#### Assigned task
Exactly as they stand, write out all of the entries again.

Data records for software interfaces
┄┄┄┄┄┄

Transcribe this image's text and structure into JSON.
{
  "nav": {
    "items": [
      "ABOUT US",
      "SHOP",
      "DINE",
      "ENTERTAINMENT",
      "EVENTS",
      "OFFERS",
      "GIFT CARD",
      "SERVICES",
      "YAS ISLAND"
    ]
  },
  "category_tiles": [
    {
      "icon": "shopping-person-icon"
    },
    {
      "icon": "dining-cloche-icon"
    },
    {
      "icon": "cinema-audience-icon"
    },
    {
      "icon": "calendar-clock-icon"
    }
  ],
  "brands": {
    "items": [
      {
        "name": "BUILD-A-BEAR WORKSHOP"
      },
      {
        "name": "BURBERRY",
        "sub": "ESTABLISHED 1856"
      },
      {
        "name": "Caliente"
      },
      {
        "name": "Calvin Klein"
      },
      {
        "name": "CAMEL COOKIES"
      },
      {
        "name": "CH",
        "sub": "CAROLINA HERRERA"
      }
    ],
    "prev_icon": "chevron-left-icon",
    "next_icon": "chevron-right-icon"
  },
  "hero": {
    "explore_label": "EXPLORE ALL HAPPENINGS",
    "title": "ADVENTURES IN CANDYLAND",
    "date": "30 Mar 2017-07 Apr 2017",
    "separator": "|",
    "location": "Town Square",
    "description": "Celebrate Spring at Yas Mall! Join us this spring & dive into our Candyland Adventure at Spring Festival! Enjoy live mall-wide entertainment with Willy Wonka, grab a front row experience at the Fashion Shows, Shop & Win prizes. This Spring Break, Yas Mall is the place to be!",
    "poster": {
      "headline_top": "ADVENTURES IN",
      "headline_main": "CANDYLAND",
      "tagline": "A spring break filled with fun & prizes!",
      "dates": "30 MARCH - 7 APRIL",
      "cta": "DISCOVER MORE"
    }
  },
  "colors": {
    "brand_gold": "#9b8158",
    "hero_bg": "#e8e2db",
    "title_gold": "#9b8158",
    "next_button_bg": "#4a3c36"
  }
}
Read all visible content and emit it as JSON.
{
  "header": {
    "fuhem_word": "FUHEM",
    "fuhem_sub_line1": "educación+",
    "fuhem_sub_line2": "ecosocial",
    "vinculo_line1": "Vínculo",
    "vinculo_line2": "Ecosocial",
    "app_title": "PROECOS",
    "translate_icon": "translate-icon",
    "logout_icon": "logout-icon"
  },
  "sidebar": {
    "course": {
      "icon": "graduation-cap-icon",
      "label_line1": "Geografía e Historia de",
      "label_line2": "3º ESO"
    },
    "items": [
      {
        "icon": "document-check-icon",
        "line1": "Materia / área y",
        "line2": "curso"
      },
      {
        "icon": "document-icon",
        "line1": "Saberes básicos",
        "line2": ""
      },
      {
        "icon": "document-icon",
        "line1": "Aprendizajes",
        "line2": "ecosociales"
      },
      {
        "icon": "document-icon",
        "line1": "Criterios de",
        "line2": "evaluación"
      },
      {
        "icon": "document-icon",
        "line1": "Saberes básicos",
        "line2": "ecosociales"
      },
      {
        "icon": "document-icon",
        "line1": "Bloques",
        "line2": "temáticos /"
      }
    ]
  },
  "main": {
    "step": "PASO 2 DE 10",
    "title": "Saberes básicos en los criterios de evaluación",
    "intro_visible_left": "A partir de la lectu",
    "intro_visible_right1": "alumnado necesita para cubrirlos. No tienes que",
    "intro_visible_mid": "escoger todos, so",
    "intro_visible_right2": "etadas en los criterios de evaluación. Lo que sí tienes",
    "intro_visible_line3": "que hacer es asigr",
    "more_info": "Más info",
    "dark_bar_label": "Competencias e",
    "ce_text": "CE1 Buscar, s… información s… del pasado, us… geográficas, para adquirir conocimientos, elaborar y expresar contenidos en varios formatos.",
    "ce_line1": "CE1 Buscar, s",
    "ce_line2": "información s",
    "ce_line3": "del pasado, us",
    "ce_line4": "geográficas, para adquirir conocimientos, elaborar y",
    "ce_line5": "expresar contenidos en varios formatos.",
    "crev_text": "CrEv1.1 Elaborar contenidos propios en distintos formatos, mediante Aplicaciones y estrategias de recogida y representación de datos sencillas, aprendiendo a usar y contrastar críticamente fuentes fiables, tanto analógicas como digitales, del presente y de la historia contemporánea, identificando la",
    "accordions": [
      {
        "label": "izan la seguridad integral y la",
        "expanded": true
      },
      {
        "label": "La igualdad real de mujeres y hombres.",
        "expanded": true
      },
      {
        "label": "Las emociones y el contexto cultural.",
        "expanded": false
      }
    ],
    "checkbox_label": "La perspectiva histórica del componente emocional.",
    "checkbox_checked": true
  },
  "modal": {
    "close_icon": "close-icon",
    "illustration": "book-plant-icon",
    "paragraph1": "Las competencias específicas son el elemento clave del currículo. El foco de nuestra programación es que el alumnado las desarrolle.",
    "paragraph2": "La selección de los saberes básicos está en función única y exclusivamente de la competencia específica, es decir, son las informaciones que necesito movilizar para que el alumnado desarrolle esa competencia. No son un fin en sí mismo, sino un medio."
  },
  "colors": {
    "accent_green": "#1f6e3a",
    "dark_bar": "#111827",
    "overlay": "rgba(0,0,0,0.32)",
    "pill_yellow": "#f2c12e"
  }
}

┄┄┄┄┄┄

#### Exercise response
Transcribe this image's text and structure into JSON.
{
  "nav": {
    "items": [
      "ABOUT US",
      "SHOP",
      "DINE",
      "ENTERTAINMENT",
      "EVENTS",
      "OFFERS",
      "GIFT CARD",
      "SERVICES",
      "YAS ISLAND"
    ]
  },
  "category_tiles": [
    {
      "icon": "shopping-person-icon"
    },
    {
      "icon": "dining-cloche-icon"
    },
    {
      "icon": "cinema-audience-icon"
    },
    {
      "icon": "calendar-clock-icon"
    }
  ],
  "brands": {
    "items": [
      {
        "name": "BUILD-A-BEAR WORKSHOP"
      },
      {
        "name": "BURBERRY",
        "sub": "ESTABLISHED 1856"
      },
      {
        "name": "Caliente"
      },
      {
        "name": "Calvin Klein"
      },
      {
        "name": "CAMEL COOKIES"
      },
      {
        "name": "CH",
        "sub": "CAROLINA HERRERA"
      }
    ],
    "prev_icon": "chevron-left-icon",
    "next_icon": "chevron-right-icon"
  },
  "hero": {
    "explore_label": "EXPLORE ALL HAPPENINGS",
    "title": "ADVENTURES IN CANDYLAND",
    "date": "30 Mar 2017-07 Apr 2017",
    "separator": "|",
    "location": "Town Square",
    "description": "Celebrate Spring at Yas Mall! Join us this spring & dive into our Candyland Adventure at Spring Festival! Enjoy live mall-wide entertainment with Willy Wonka, grab a front row experience at the Fashion Shows, Shop & Win prizes. This Spring Break, Yas Mall is the place to be!",
    "poster": {
      "headline_top": "ADVENTURES IN",
      "headline_main": "CANDYLAND",
      "tagline": "A spring break filled with fun & prizes!",
      "dates": "30 MARCH - 7 APRIL",
      "cta": "DISCOVER MORE"
    }
  },
  "colors": {
    "brand_gold": "#9b8158",
    "hero_bg": "#e8e2db",
    "title_gold": "#9b8158",
    "next_button_bg": "#4a3c36"
  }
}
Read all visible content and emit it as JSON.
{
  "header": {
    "fuhem_word": "FUHEM",
    "fuhem_sub_line1": "educación+",
    "fuhem_sub_line2": "ecosocial",
    "vinculo_line1": "Vínculo",
    "vinculo_line2": "Ecosocial",
    "app_title": "PROECOS",
    "translate_icon": "translate-icon",
    "logout_icon": "logout-icon"
  },
  "sidebar": {
    "course": {
      "icon": "graduation-cap-icon",
      "label_line1": "Geografía e Historia de",
      "label_line2": "3º ESO"
    },
    "items": [
      {
        "icon": "document-check-icon",
        "line1": "Materia / área y",
        "line2": "curso"
      },
      {
        "icon": "document-icon",
        "line1": "Saberes básicos",
        "line2": ""
      },
      {
        "icon": "document-icon",
        "line1": "Aprendizajes",
        "line2": "ecosociales"
      },
      {
        "icon": "document-icon",
        "line1": "Criterios de",
        "line2": "evaluación"
      },
      {
        "icon": "document-icon",
        "line1": "Saberes básicos",
        "line2": "ecosociales"
      },
      {
        "icon": "document-icon",
        "line1": "Bloques",
        "line2": "temáticos /"
      }
    ]
  },
  "main": {
    "step": "PASO 2 DE 10",
    "title": "Saberes básicos en los criterios de evaluación",
    "intro_visible_left": "A partir de la lectu",
    "intro_visible_right1": "alumnado necesita para cubrirlos. No tienes que",
    "intro_visible_mid": "escoger todos, so",
    "intro_visible_right2": "etadas en los criterios de evaluación. Lo que sí tienes",
    "intro_visible_line3": "que hacer es asigr",
    "more_info": "Más info",
    "dark_bar_label": "Competencias e",
    "ce_text": "CE1 Buscar, s… información s… del pasado, us… geográficas, para adquirir conocimientos, elaborar y expresar contenidos en varios formatos.",
    "ce_line1": "CE1 Buscar, s",
    "ce_line2": "información s",
    "ce_line3": "del pasado, us",
    "ce_line4": "geográficas, para adquirir conocimientos, elaborar y",
    "ce_line5": "expresar contenidos en varios formatos.",
    "crev_text": "CrEv1.1 Elaborar contenidos propios en distintos formatos, mediante Aplicaciones y estrategias de recogida y representación de datos sencillas, aprendiendo a usar y contrastar críticamente fuentes fiables, tanto analógicas como digitales, del presente y de la historia contemporánea, identificando la",
    "accordions": [
      {
        "label": "izan la seguridad integral y la",
        "expanded": true
      },
      {
        "label": "La igualdad real de mujeres y hombres.",
        "expanded": true
      },
      {
        "label": "Las emociones y el contexto cultural.",
        "expanded": false
      }
    ],
    "checkbox_label": "La perspectiva histórica del componente emocional.",
    "checkbox_checked": true
  },
  "modal": {
    "close_icon": "close-icon",
    "illustration": "book-plant-icon",
    "paragraph1": "Las competencias específicas son el elemento clave del currículo. El foco de nuestra programación es que el alumnado las desarrolle.",
    "paragraph2": "La selección de los saberes básicos está en función única y exclusivamente de la competencia específica, es decir, son las informaciones que necesito movilizar para que el alumnado desarrolle esa competencia. No son un fin en sí mismo, sino un medio."
  },
  "colors": {
    "accent_green": "#1f6e3a",
    "dark_bar": "#111827",
    "overlay": "rgba(0,0,0,0.32)",
    "pill_yellow": "#f2c12e"
  }
}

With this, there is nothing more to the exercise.